>>>
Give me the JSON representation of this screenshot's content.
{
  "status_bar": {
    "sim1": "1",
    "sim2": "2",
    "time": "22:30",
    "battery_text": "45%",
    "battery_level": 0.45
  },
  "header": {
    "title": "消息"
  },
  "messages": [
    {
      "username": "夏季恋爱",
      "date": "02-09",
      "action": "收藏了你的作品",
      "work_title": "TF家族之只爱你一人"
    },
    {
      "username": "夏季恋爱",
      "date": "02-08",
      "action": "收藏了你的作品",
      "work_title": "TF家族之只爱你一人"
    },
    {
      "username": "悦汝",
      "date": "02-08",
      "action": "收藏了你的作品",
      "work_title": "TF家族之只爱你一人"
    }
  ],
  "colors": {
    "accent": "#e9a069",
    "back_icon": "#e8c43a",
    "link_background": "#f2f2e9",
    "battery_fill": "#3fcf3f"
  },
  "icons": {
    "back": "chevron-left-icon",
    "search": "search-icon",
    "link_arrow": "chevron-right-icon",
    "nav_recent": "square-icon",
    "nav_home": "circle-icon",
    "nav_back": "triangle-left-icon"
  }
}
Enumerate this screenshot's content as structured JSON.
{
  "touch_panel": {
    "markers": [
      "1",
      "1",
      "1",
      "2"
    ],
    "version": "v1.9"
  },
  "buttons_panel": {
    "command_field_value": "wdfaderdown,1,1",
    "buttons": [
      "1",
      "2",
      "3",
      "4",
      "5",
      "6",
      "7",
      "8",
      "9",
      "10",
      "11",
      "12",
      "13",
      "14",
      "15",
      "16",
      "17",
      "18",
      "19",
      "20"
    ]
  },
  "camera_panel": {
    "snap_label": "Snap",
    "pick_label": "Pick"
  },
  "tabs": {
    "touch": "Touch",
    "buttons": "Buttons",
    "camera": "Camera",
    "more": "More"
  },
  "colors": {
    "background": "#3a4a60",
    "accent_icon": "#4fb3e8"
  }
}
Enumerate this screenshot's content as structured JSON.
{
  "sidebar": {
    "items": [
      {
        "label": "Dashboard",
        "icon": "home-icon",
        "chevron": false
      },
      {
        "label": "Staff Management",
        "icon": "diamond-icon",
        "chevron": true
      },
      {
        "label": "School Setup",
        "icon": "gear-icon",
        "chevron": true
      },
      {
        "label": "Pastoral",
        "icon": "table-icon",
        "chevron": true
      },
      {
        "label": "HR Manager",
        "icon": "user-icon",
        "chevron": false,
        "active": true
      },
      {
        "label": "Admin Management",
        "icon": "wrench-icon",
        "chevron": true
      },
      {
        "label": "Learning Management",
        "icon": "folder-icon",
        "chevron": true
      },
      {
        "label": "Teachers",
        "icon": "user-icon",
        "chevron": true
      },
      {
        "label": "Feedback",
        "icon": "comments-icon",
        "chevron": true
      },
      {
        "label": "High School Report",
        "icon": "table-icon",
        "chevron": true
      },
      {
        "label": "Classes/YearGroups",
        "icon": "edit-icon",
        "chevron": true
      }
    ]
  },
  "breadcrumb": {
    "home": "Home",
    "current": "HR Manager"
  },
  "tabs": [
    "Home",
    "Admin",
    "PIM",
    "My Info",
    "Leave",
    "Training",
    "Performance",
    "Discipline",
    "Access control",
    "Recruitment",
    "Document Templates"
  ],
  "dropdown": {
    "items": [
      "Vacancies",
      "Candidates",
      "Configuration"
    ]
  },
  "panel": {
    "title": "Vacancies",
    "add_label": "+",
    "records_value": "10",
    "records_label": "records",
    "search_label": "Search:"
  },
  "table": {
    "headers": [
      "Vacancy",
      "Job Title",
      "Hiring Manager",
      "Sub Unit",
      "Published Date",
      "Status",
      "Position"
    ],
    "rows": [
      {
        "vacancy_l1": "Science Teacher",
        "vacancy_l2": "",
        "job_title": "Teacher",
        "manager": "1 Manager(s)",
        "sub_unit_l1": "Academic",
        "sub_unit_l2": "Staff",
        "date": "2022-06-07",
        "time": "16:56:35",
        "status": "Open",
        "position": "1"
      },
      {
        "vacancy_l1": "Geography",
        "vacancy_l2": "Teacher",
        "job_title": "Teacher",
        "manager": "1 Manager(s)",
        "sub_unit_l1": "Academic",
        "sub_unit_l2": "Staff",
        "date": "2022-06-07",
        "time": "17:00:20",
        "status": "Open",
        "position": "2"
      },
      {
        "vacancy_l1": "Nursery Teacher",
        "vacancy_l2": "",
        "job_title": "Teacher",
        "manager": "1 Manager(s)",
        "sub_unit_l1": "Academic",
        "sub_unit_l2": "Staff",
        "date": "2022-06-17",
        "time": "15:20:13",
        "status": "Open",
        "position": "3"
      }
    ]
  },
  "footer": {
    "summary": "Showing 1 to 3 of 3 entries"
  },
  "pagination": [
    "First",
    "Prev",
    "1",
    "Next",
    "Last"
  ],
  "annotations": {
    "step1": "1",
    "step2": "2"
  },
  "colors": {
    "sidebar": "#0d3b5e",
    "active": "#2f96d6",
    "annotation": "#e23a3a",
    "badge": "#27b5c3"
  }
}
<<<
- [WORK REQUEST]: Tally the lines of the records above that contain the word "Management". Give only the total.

- [WRITTEN REPLY]: 3